# Problem details:
Below is a set of entries; copy all of them exactly.

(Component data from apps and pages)
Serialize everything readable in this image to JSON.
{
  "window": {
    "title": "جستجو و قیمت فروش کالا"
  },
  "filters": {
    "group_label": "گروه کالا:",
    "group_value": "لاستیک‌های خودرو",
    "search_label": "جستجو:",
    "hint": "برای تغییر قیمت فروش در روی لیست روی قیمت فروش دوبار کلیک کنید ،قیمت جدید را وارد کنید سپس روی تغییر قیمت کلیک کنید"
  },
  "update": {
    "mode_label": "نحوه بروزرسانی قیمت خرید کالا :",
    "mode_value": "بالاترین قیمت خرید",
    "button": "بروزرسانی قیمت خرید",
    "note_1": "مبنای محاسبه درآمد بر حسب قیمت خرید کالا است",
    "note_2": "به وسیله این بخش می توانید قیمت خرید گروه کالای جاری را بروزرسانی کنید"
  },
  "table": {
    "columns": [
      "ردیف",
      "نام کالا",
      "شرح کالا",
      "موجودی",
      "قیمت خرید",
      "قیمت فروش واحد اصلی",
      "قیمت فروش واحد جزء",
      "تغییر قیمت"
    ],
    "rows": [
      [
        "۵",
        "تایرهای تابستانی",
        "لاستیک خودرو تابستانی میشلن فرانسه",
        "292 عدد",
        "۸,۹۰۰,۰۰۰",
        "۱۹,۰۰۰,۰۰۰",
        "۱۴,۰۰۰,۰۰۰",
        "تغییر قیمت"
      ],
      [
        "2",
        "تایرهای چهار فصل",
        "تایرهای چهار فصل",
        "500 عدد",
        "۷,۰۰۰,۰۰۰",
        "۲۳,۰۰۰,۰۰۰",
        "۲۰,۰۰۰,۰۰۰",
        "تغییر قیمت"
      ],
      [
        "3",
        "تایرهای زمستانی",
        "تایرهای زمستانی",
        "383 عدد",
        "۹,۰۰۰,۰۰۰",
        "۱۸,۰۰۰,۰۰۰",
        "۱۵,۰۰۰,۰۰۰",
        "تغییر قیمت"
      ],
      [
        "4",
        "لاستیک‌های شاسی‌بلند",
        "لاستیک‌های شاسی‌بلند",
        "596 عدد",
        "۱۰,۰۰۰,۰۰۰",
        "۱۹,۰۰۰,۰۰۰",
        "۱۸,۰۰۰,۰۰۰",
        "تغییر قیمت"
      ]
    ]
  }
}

# Response area:
Serialize everything readable in this image to JSON.
{
  "window": {
    "title": "جستجو و قیمت فروش کالا"
  },
  "filters": {
    "group_label": "گروه کالا:",
    "group_value": "لاستیک‌های خودرو",
    "search_label": "جستجو:",
    "hint": "برای تغییر قیمت فروش در روی لیست روی قیمت فروش دوبار کلیک کنید ،قیمت جدید را وارد کنید سپس روی تغییر قیمت کلیک کنید"
  },
  "update": {
    "mode_label": "نحوه بروزرسانی قیمت خرید کالا :",
    "mode_value": "بالاترین قیمت خرید",
    "button": "بروزرسانی قیمت خرید",
    "note_1": "مبنای محاسبه درآمد بر حسب قیمت خرید کالا است",
    "note_2": "به وسیله این بخش می توانید قیمت خرید گروه کالای جاری را بروزرسانی کنید"
  },
  "table": {
    "columns": [
      "ردیف",
      "نام کالا",
      "شرح کالا",
      "موجودی",
      "قیمت خرید",
      "قیمت فروش واحد اصلی",
      "قیمت فروش واحد جزء",
      "تغییر قیمت"
    ],
    "rows": [
      [
        "۵",
        "تایرهای تابستانی",
        "لاستیک خودرو تابستانی میشلن فرانسه",
        "292 عدد",
        "۸,۹۰۰,۰۰۰",
        "۱۹,۰۰۰,۰۰۰",
        "۱۴,۰۰۰,۰۰۰",
        "تغییر قیمت"
      ],
      [
        "2",
        "تایرهای چهار فصل",
        "تایرهای چهار فصل",
        "500 عدد",
        "۷,۰۰۰,۰۰۰",
        "۲۳,۰۰۰,۰۰۰",
        "۲۰,۰۰۰,۰۰۰",
        "تغییر قیمت"
      ],
      [
        "3",
        "تایرهای زمستانی",
        "تایرهای زمستانی",
        "383 عدد",
        "۹,۰۰۰,۰۰۰",
        "۱۸,۰۰۰,۰۰۰",
        "۱۵,۰۰۰,۰۰۰",
        "تغییر قیمت"
      ],
      [
        "4",
        "لاستیک‌های شاسی‌بلند",
        "لاستیک‌های شاسی‌بلند",
        "596 عدد",
        "۱۰,۰۰۰,۰۰۰",
        "۱۹,۰۰۰,۰۰۰",
        "۱۸,۰۰۰,۰۰۰",
        "تغییر قیمت"
      ]
    ]
  }
}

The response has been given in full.